Council solar farms & most council rooftop schemes no longer need to depend on national support
Councils urged to boost renewables on new homes & offices
Top 10 solar investor authorities combined investment tops £80 million
Councils developing ‘subsidy-free’ solar farms today
A new report published by the STA shows how local councils are leading the way on solar by building modern solar homes, developing ‘subsidy-free’ solar farms, master planning ‘smart’ neighbourhoods and using solar to save money and provide stable sources of revenue to fund services. Highlights from the collection of 26 pioneering and proven case studies, which detail financing, include;
- A subsidy-free 7.4MW solar farm with 4MW battery storage by West Sussex Country Council – and other councils such as Hounslow are set to follow. Perth & Kinross Council has just opened a business park connected to a solar farm using a private wire.
- Councils all over the UK, from Bristol to Sheffield, delivering onsite solar in new homes and buildings. Plymouth City Council has developed Bickleigh Down Eco Village, a development of net zero emissions homes, while Milton Keynes is looking to encourage battery storage in new developments.
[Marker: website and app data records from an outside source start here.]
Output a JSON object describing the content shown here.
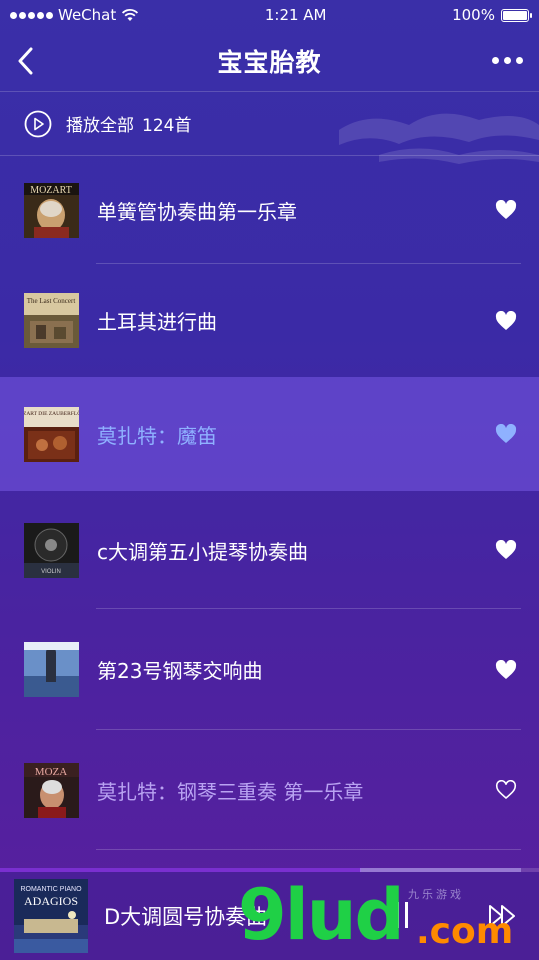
{
  "status_bar": {
    "carrier": "WeChat",
    "time": "1:21 AM",
    "battery": "100%"
  },
  "nav": {
    "title": "宝宝胎教"
  },
  "play_all": {
    "label": "播放全部",
    "count": "124首"
  },
  "songs": [
    {
      "title": "单簧管协奏曲第一乐章",
      "state": "normal",
      "liked": true
    },
    {
      "title": "土耳其进行曲",
      "state": "normal",
      "liked": true
    },
    {
      "title": "莫扎特：魔笛",
      "state": "playing",
      "liked": true
    },
    {
      "title": "c大调第五小提琴协奏曲",
      "state": "normal",
      "liked": true
    },
    {
      "title": "第23号钢琴交响曲",
      "state": "normal",
      "liked": true
    },
    {
      "title": "莫扎特：钢琴三重奏 第一乐章",
      "state": "muted",
      "liked": false
    }
  ],
  "player": {
    "title": "D大调圆号协奏曲",
    "progress": 0.67
  },
  "watermark": {
    "main": "9lud",
    "com": ".com",
    "cn": "九乐游戏"
  },
  "colors": {
    "background_top": "#3a2fa8",
    "background_bottom": "#5a1f9e",
    "highlight_row": "#6e4fd6",
    "active_text": "#8fb1ff",
    "watermark_green": "#1fd046",
    "watermark_orange": "#ff8a00"
  }
}
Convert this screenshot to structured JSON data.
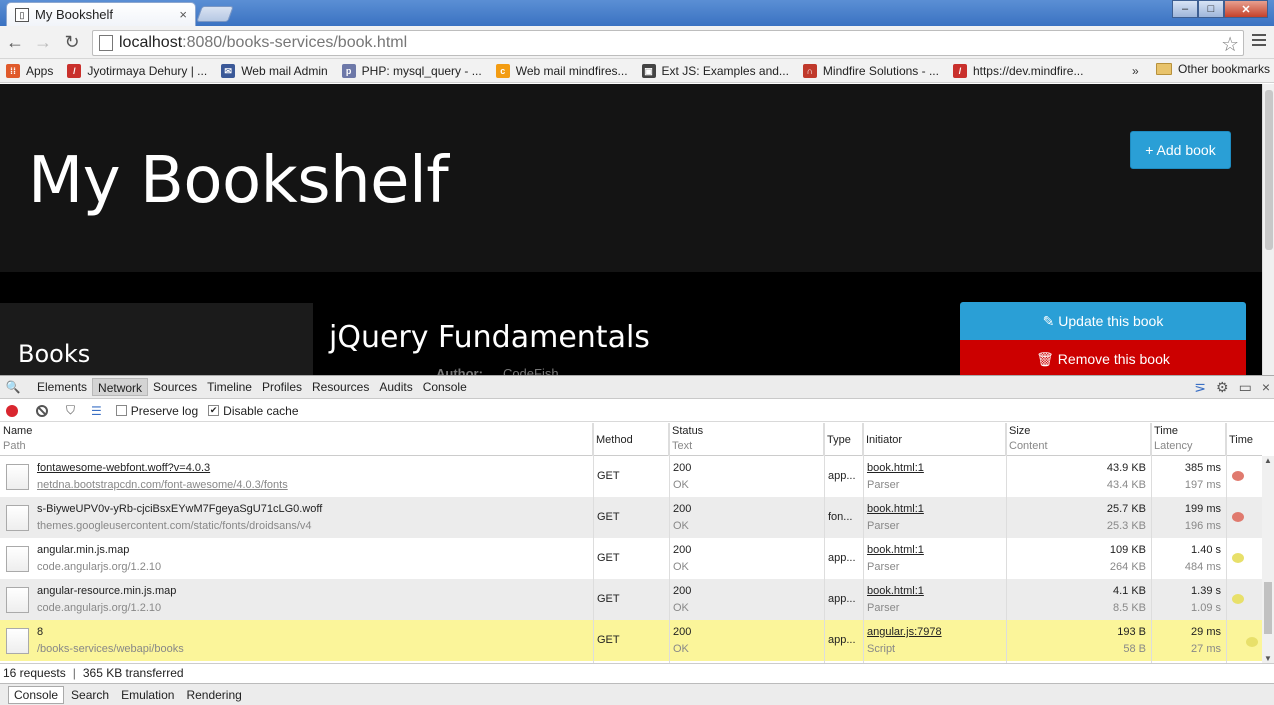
{
  "browser": {
    "tab_title": "My Bookshelf",
    "tab_close": "×",
    "window_controls": {
      "minimize": "–",
      "maximize": "□",
      "close": "✕"
    },
    "url_host": "localhost",
    "url_path": ":8080/books-services/book.html"
  },
  "bookmarks": {
    "items": [
      {
        "label": "Apps",
        "icon_color": "#e05a2b",
        "icon": "apps-grid-icon"
      },
      {
        "label": "Jyotirmaya Dehury | ...",
        "icon_color": "#c9302c",
        "icon": "bookmark-icon"
      },
      {
        "label": "Web mail Admin",
        "icon_color": "#3b5998",
        "icon": "mail-icon"
      },
      {
        "label": "PHP: mysql_query - ...",
        "icon_color": "#6d78a8",
        "icon": "php-icon"
      },
      {
        "label": "Web mail mindfires...",
        "icon_color": "#f39c12",
        "icon": "cpanel-icon"
      },
      {
        "label": "Ext JS: Examples and...",
        "icon_color": "#444444",
        "icon": "extjs-icon"
      },
      {
        "label": "Mindfire Solutions - ...",
        "icon_color": "#c0392b",
        "icon": "mindfire-icon"
      },
      {
        "label": "https://dev.mindfire...",
        "icon_color": "#c9302c",
        "icon": "bookmark-icon"
      }
    ],
    "more": "»",
    "other": "Other bookmarks"
  },
  "page": {
    "heading": "My Bookshelf",
    "add_book": "+ Add book",
    "sidebar_title": "Books",
    "book_title": "jQuery Fundamentals",
    "author_label": "Author:",
    "author_value": "CodeFish",
    "update_button": "✎ Update this book",
    "remove_button": "🗑 Remove this book"
  },
  "devtools": {
    "tabs": [
      "Elements",
      "Network",
      "Sources",
      "Timeline",
      "Profiles",
      "Resources",
      "Audits",
      "Console"
    ],
    "active_tab": "Network",
    "preserve_log": "Preserve log",
    "disable_cache": "Disable cache",
    "columns": {
      "name": "Name",
      "path": "Path",
      "method": "Method",
      "status": "Status",
      "text": "Text",
      "type": "Type",
      "initiator": "Initiator",
      "size": "Size",
      "content": "Content",
      "time": "Time",
      "latency": "Latency",
      "timeline": "Time"
    },
    "rows": [
      {
        "name": "fontawesome-webfont.woff?v=4.0.3",
        "path": "netdna.bootstrapcdn.com/font-awesome/4.0.3/fonts",
        "method": "GET",
        "status": "200",
        "status_text": "OK",
        "type": "app...",
        "initiator": "book.html:1",
        "initiator_type": "Parser",
        "size": "43.9 KB",
        "content": "43.4 KB",
        "time": "385 ms",
        "latency": "197 ms",
        "bar_color": "#e07a6e"
      },
      {
        "name": "s-BiyweUPV0v-yRb-cjciBsxEYwM7FgeyaSgU71cLG0.woff",
        "path": "themes.googleusercontent.com/static/fonts/droidsans/v4",
        "method": "GET",
        "status": "200",
        "status_text": "OK",
        "type": "fon...",
        "initiator": "book.html:1",
        "initiator_type": "Parser",
        "size": "25.7 KB",
        "content": "25.3 KB",
        "time": "199 ms",
        "latency": "196 ms",
        "bar_color": "#e07a6e"
      },
      {
        "name": "angular.min.js.map",
        "path": "code.angularjs.org/1.2.10",
        "method": "GET",
        "status": "200",
        "status_text": "OK",
        "type": "app...",
        "initiator": "book.html:1",
        "initiator_type": "Parser",
        "size": "109 KB",
        "content": "264 KB",
        "time": "1.40 s",
        "latency": "484 ms",
        "bar_color": "#e8e06a"
      },
      {
        "name": "angular-resource.min.js.map",
        "path": "code.angularjs.org/1.2.10",
        "method": "GET",
        "status": "200",
        "status_text": "OK",
        "type": "app...",
        "initiator": "book.html:1",
        "initiator_type": "Parser",
        "size": "4.1 KB",
        "content": "8.5 KB",
        "time": "1.39 s",
        "latency": "1.09 s",
        "bar_color": "#e8e06a"
      },
      {
        "name": "8",
        "path": "/books-services/webapi/books",
        "method": "GET",
        "status": "200",
        "status_text": "OK",
        "type": "app...",
        "initiator": "angular.js:7978",
        "initiator_type": "Script",
        "size": "193 B",
        "content": "58 B",
        "time": "29 ms",
        "latency": "27 ms",
        "bar_color": "#e8e06a"
      }
    ],
    "summary_requests": "16 requests",
    "summary_sep": "|",
    "summary_transferred": "365 KB transferred",
    "drawer_tabs": [
      "Console",
      "Search",
      "Emulation",
      "Rendering"
    ]
  }
}
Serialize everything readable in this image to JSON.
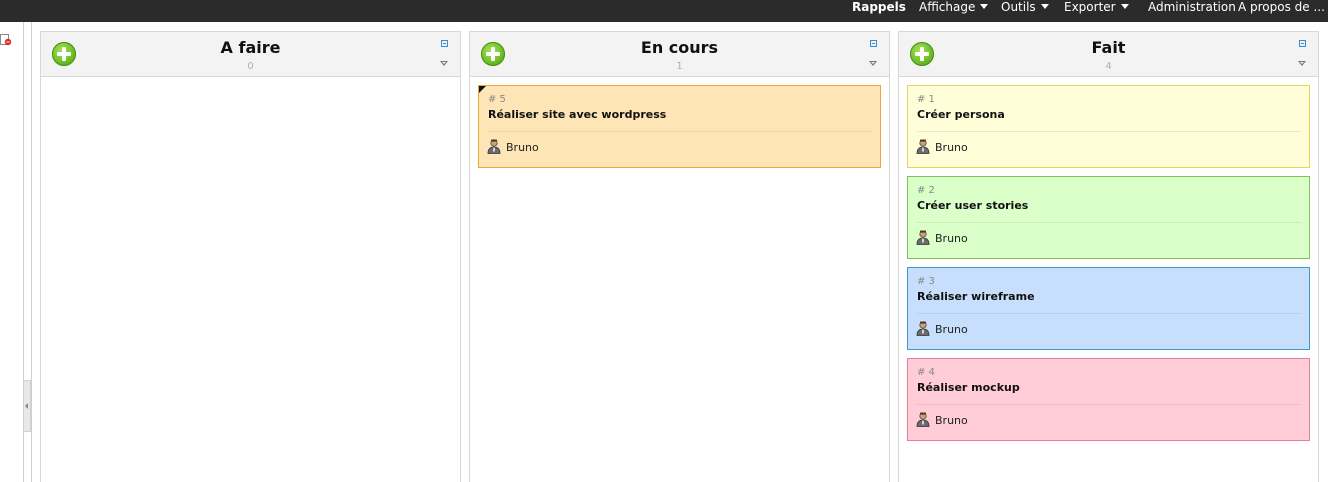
{
  "topbar": {
    "items": [
      {
        "label": "Rappels"
      },
      {
        "label": "Affichage"
      },
      {
        "label": "Outils"
      },
      {
        "label": "Exporter"
      },
      {
        "label": "Administration"
      },
      {
        "label": "A propos de ..."
      }
    ]
  },
  "columns": [
    {
      "title": "A faire",
      "count": "0",
      "cards": []
    },
    {
      "title": "En cours",
      "count": "1",
      "cards": [
        {
          "number": "# 5",
          "title": "Réaliser site avec wordpress",
          "owner": "Bruno",
          "bg": "#fde5b5",
          "border": "#e9a63c"
        }
      ]
    },
    {
      "title": "Fait",
      "count": "4",
      "cards": [
        {
          "number": "# 1",
          "title": "Créer persona",
          "owner": "Bruno",
          "bg": "#fffed8",
          "border": "#e4d65a"
        },
        {
          "number": "# 2",
          "title": "Créer user stories",
          "owner": "Bruno",
          "bg": "#daffc8",
          "border": "#7bc25a"
        },
        {
          "number": "# 3",
          "title": "Réaliser wireframe",
          "owner": "Bruno",
          "bg": "#c7dffd",
          "border": "#3f9ad0"
        },
        {
          "number": "# 4",
          "title": "Réaliser mockup",
          "owner": "Bruno",
          "bg": "#ffccd8",
          "border": "#e27f9a"
        }
      ]
    }
  ],
  "colors": {
    "topbar": "#2b2b2b",
    "add_button": "#6fbf26",
    "column_header": "#f3f3f3"
  },
  "icons": {
    "add": "plus-circle-icon",
    "expand": "expand-icon",
    "collapse": "collapse-arrow-icon",
    "user": "user-icon"
  }
}
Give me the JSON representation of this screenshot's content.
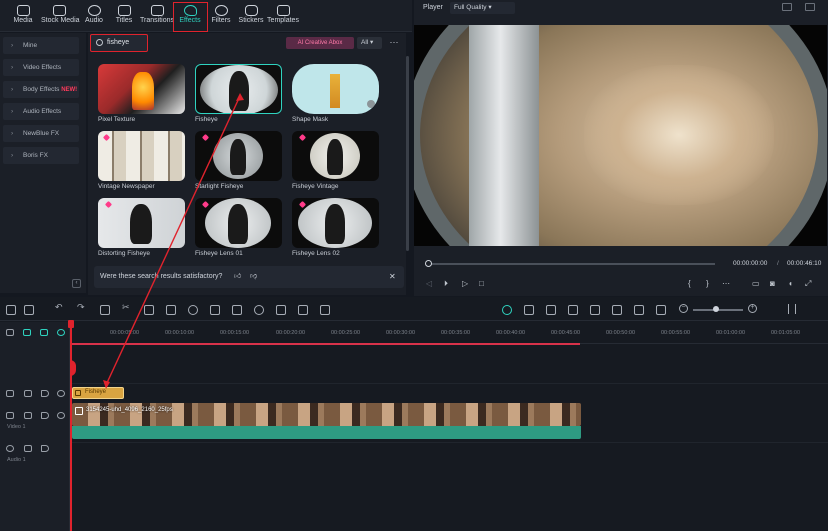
{
  "toolbar": {
    "tabs": [
      {
        "label": "Media"
      },
      {
        "label": "Stock Media"
      },
      {
        "label": "Audio"
      },
      {
        "label": "Titles"
      },
      {
        "label": "Transitions"
      },
      {
        "label": "Effects"
      },
      {
        "label": "Filters"
      },
      {
        "label": "Stickers"
      },
      {
        "label": "Templates"
      }
    ]
  },
  "sidebar": {
    "items": [
      {
        "label": "Mine"
      },
      {
        "label": "Video Effects"
      },
      {
        "label": "Body Effects",
        "badge": "NEW!"
      },
      {
        "label": "Audio Effects"
      },
      {
        "label": "NewBlue FX"
      },
      {
        "label": "Boris FX"
      }
    ]
  },
  "search": {
    "value": "fisheye"
  },
  "filters": {
    "ai_label": "AI Creative Abox",
    "all_label": "All"
  },
  "effects": [
    {
      "label": "Pixel Texture"
    },
    {
      "label": "Fisheye"
    },
    {
      "label": "Shape Mask"
    },
    {
      "label": "Vintage Newspaper"
    },
    {
      "label": "Starlight Fisheye"
    },
    {
      "label": "Fisheye Vintage"
    },
    {
      "label": "Distorting Fisheye"
    },
    {
      "label": "Fisheye Lens 01"
    },
    {
      "label": "Fisheye Lens 02"
    }
  ],
  "feedback": {
    "text": "Were these search results satisfactory?"
  },
  "player": {
    "label": "Player",
    "quality": "Full Quality",
    "time_current": "00:00:00:00",
    "time_sep": "/",
    "time_total": "00:00:46:10"
  },
  "timeline": {
    "ticks": [
      "00:00:05:00",
      "00:00:10:00",
      "00:00:15:00",
      "00:00:20:00",
      "00:00:25:00",
      "00:00:30:00",
      "00:00:35:00",
      "00:00:40:00",
      "00:00:45:00",
      "00:00:50:00",
      "00:00:55:00",
      "00:01:00:00",
      "00:01:05:00"
    ],
    "track_labels": {
      "video": "Video 1",
      "audio": "Audio 1"
    },
    "effect_clip": "Fisheye",
    "video_clip": "3154245-uhd_4096_2160_25fps"
  },
  "colors": {
    "accent": "#2fd3c0",
    "highlight": "#e0232d",
    "clip_effect": "#d9a441",
    "clip_audio": "#2e9b82"
  }
}
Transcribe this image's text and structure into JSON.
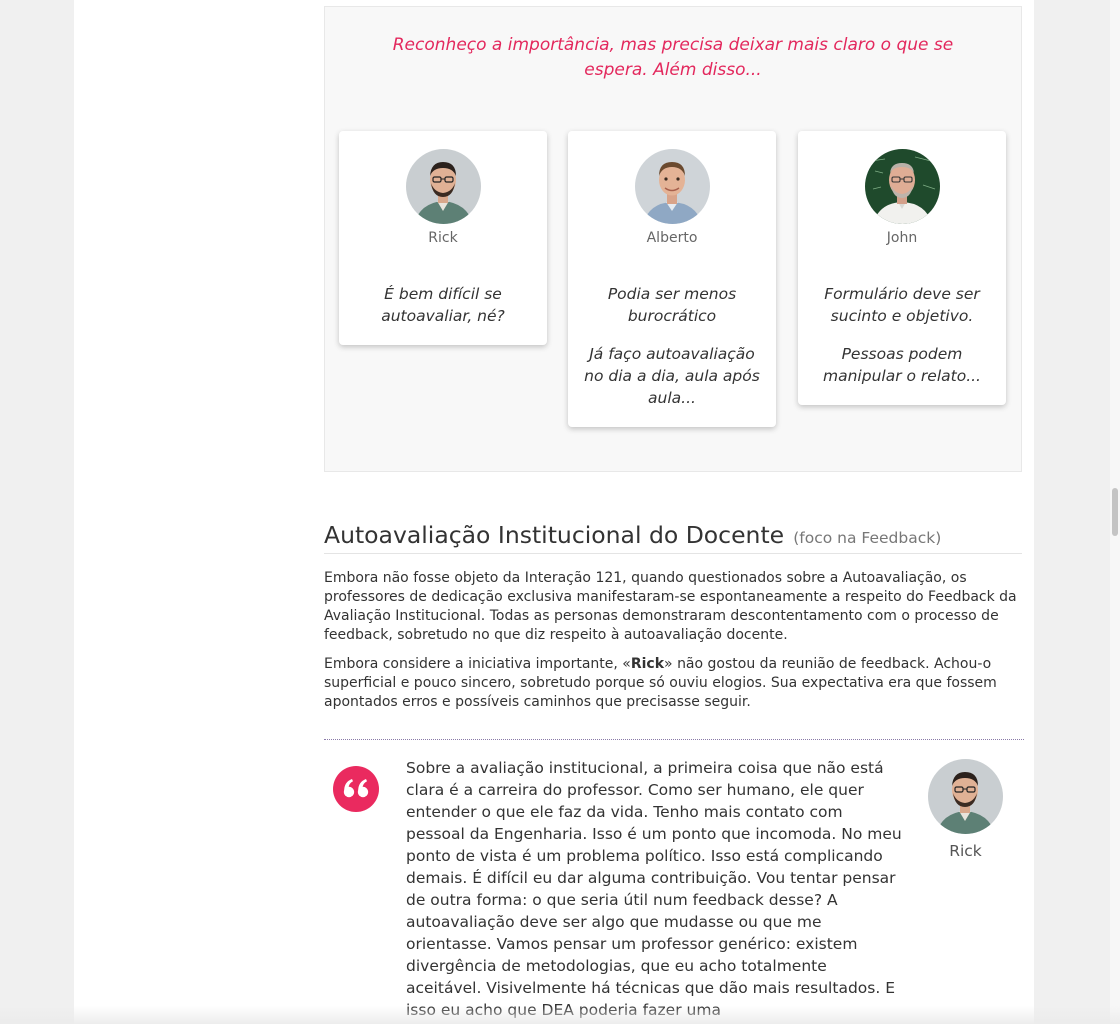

- Zero interest Salix Finance funding a solar school with help from Calderdale Council and payback in eight years. An ambitious programme for 50 solar schools continues in West Sussex.
- Innovative tendering schemes to beat cost pressures on rooftop solar, by Portsmouth City Council which has installed nearly 5MW of solar over 300 buildings.
- The use of solar thermal to help reduce energy bills for people in social housing off the gas grid by Mid-Devon District Council.
- Tax-free investment from local people in a solar farm developed by Public Power Solutions for Swindon Council.
Local authorities are in a unique position to make the economics of solar projects attractive given exceptional terms of borrowing, long project timescales, secure off-takers for the power generated and easy access to council-owned land and roof space.
STA Chief Executive Chris Hewett said; “Leadership on solar in the UK today comes from local councils, and increasingly from regional Government. Local people want a stake in clean energy, so they understand the tremendous value of solar and energy storage – both hugely accessible technologies. We’ve been impressed by the level of innovation and political leadership being demonstrated today by some councils. Our message to councils is don’t wait on national Government; there is a lot you can do today with solar and the UK solar industry wants to work with you to help meet your climate, air quality and economic goals.”
The report makes ten recommendations to local authorities to make solar work today. These include higher building standards, use of Salix Finance, going for high volume tenders and larger schemes to improve economics, granting solar business rate relief to state schools and community energy groups and including solar and storage alongside EV strategies.
Analysis by the STA on FOI and BEIS data shows that the top 10 local authorities by investment have collectively invested £80 million in solar. There is striking national variation in the take up of solar power with Peterborough topping the league tables with the highest concentration of solar homes in the UK; 11% of homes in Peterborough have solar, while only 0.1% do in Kensington – a 100-fold difference. STA research suggests proactive local authorities boost solar take-up.
Independent expert modelling commissioned by the STA confirms local authorities can deliver solar schools using zero interest Salix Finance for payback within 8-9 years, without the need for central Government support using a Power Purchase Agreement model & business rate relief. Similarly, the unique advantages of local government means they can develop solar farms in good sites for payback in around 12 years, or less using private wires.
While the most pioneering authorities are investing seriously in solar power and energy storage and masterplanning smart neighbourhood, the report includes several ways to boost solar locally that do not require significant officer time or expenditure. The report concludes with 10 recommendations for local authorities to help boost solar.
Paul Hutchens, Chair of STA’s New Build Working Group said; “There is now a wealth of experience all over the UK showing even very mainstream home builder take better building standards locally in their stride – solar makes it easy. Given the chopping and changing of national policy there has been a lot of confusion about the powers local authorities have to demand higher standards. We hope this report helps to clear that up.”
The STA wants councillors and officers who are interested in boosting solar & storage to get in touch. The STA will be holding regional workshops to help spread best practice and linking councils up through a new Local Authority Leading Lights Network . The STA can also provide advice on technology costs, how to structure cost-effective schemes, and how to safeguard quality in competitive tender processes.
Report author Leonie Greene said; “There is frustration out there that national policy has made it harder to do solar. Our research showed that better national policy is needed to support domestic and community solar and the great ambitions of local government to use solar to tackle fuel poverty. Government should also end the unfair business rate treatment of rooftop solar for self-consumption. But our report shows that many projects can be done today, free of central government, which heralds a new era of sustainable clean energy investment. By making use of the unique powers they have on planning, to access Salix Finance, Local Development Orders and on granting relief from rooftop solar business rates, councils can support the clean energy ambitions of the communities they serve.”
The report Leading Lights is available online at https://www.solar-trade.org.uk/about/leading-lights/,